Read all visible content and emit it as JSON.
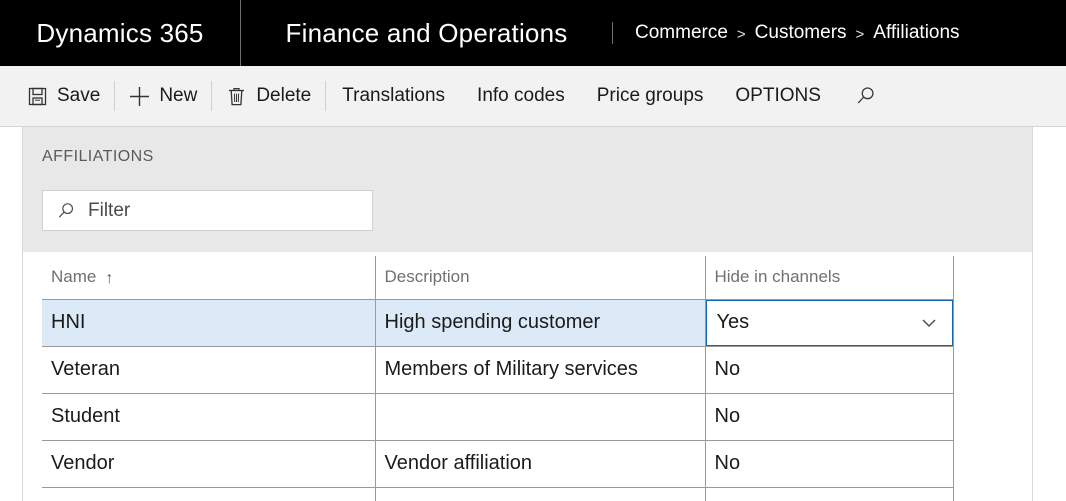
{
  "topbar": {
    "product": "Dynamics 365",
    "module": "Finance and Operations",
    "breadcrumb": [
      "Commerce",
      "Customers",
      "Affiliations"
    ],
    "separator": ">"
  },
  "toolbar": {
    "items": [
      {
        "label": "Save",
        "icon": "save-icon"
      },
      {
        "label": "New",
        "icon": "plus-icon"
      },
      {
        "label": "Delete",
        "icon": "trash-icon"
      },
      {
        "label": "Translations",
        "icon": ""
      },
      {
        "label": "Info codes",
        "icon": ""
      },
      {
        "label": "Price groups",
        "icon": ""
      },
      {
        "label": "OPTIONS",
        "icon": ""
      }
    ],
    "search_icon": "search-icon"
  },
  "page": {
    "section_title": "AFFILIATIONS",
    "filter": {
      "icon": "search-icon",
      "placeholder": "Filter",
      "value": ""
    }
  },
  "grid": {
    "columns": [
      {
        "label": "Name",
        "sort": "↑"
      },
      {
        "label": "Description",
        "sort": ""
      },
      {
        "label": "Hide in channels",
        "sort": ""
      }
    ],
    "rows": [
      {
        "name": "HNI",
        "description": "High spending customer",
        "hide_in_channels": "Yes",
        "selected": true,
        "active_cell": "hide_in_channels"
      },
      {
        "name": "Veteran",
        "description": "Members of Military services",
        "hide_in_channels": "No",
        "selected": false,
        "active_cell": ""
      },
      {
        "name": "Student",
        "description": "",
        "hide_in_channels": "No",
        "selected": false,
        "active_cell": ""
      },
      {
        "name": "Vendor",
        "description": "Vendor affiliation",
        "hide_in_channels": "No",
        "selected": false,
        "active_cell": ""
      }
    ]
  },
  "colors": {
    "topbar_bg": "#000000",
    "toolbar_bg": "#f2f2f2",
    "panel_bg": "#e8e8e8",
    "selected_row": "#dce9f7",
    "active_cell_border": "#1267b1",
    "grid_line": "#9a9a9a"
  }
}
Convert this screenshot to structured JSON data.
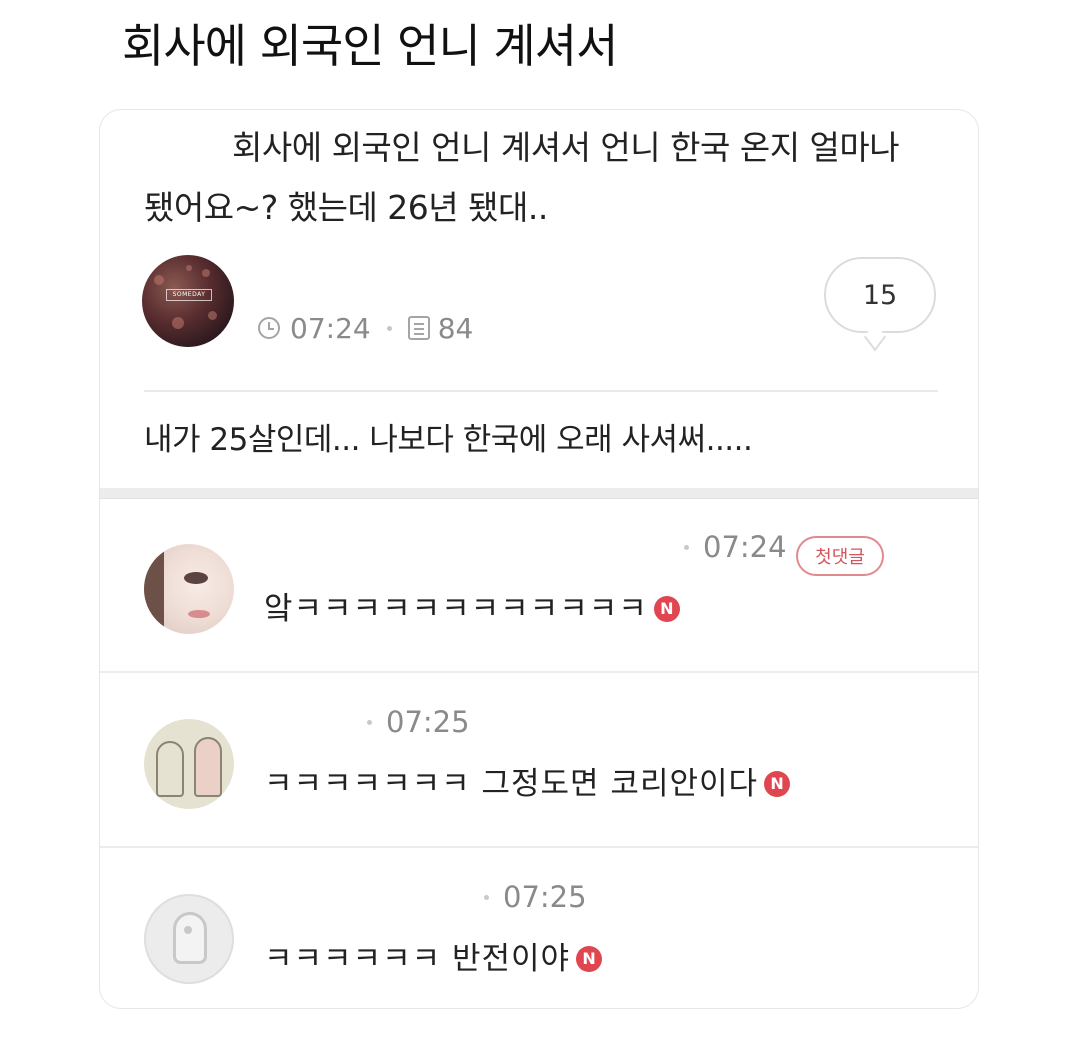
{
  "page": {
    "title": "회사에 외국인 언니 계셔서"
  },
  "post": {
    "body": "회사에 외국인 언니 계셔서 언니 한국 온지 얼마나 됐어요~? 했는데 26년 됐대..",
    "avatar_tag": "SOMEDAY",
    "time": "07:24",
    "views": "84",
    "comment_count": "15",
    "footer_text": "내가 25살인데... 나보다 한국에 오래 사셔써....."
  },
  "comments": [
    {
      "time": "07:24",
      "badge": "첫댓글",
      "text": "앜ㅋㅋㅋㅋㅋㅋㅋㅋㅋㅋㅋㅋ",
      "new_label": "N"
    },
    {
      "time": "07:25",
      "text": "ㅋㅋㅋㅋㅋㅋㅋ 그정도면 코리안이다",
      "new_label": "N"
    },
    {
      "time": "07:25",
      "text": "ㅋㅋㅋㅋㅋㅋ 반전이야",
      "new_label": "N"
    }
  ],
  "colors": {
    "new_badge": "#e0464f",
    "first_comment_badge": "#d4555d",
    "meta_text": "#8a8a8a"
  },
  "icons": {
    "clock": "clock-icon",
    "views": "document-icon",
    "comments": "speech-bubble-icon",
    "new": "new-n-icon"
  }
}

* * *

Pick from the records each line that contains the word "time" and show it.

    "time": "07:24",
      "time": "07:24",
      "time": "07:25",
      "time": "07:25",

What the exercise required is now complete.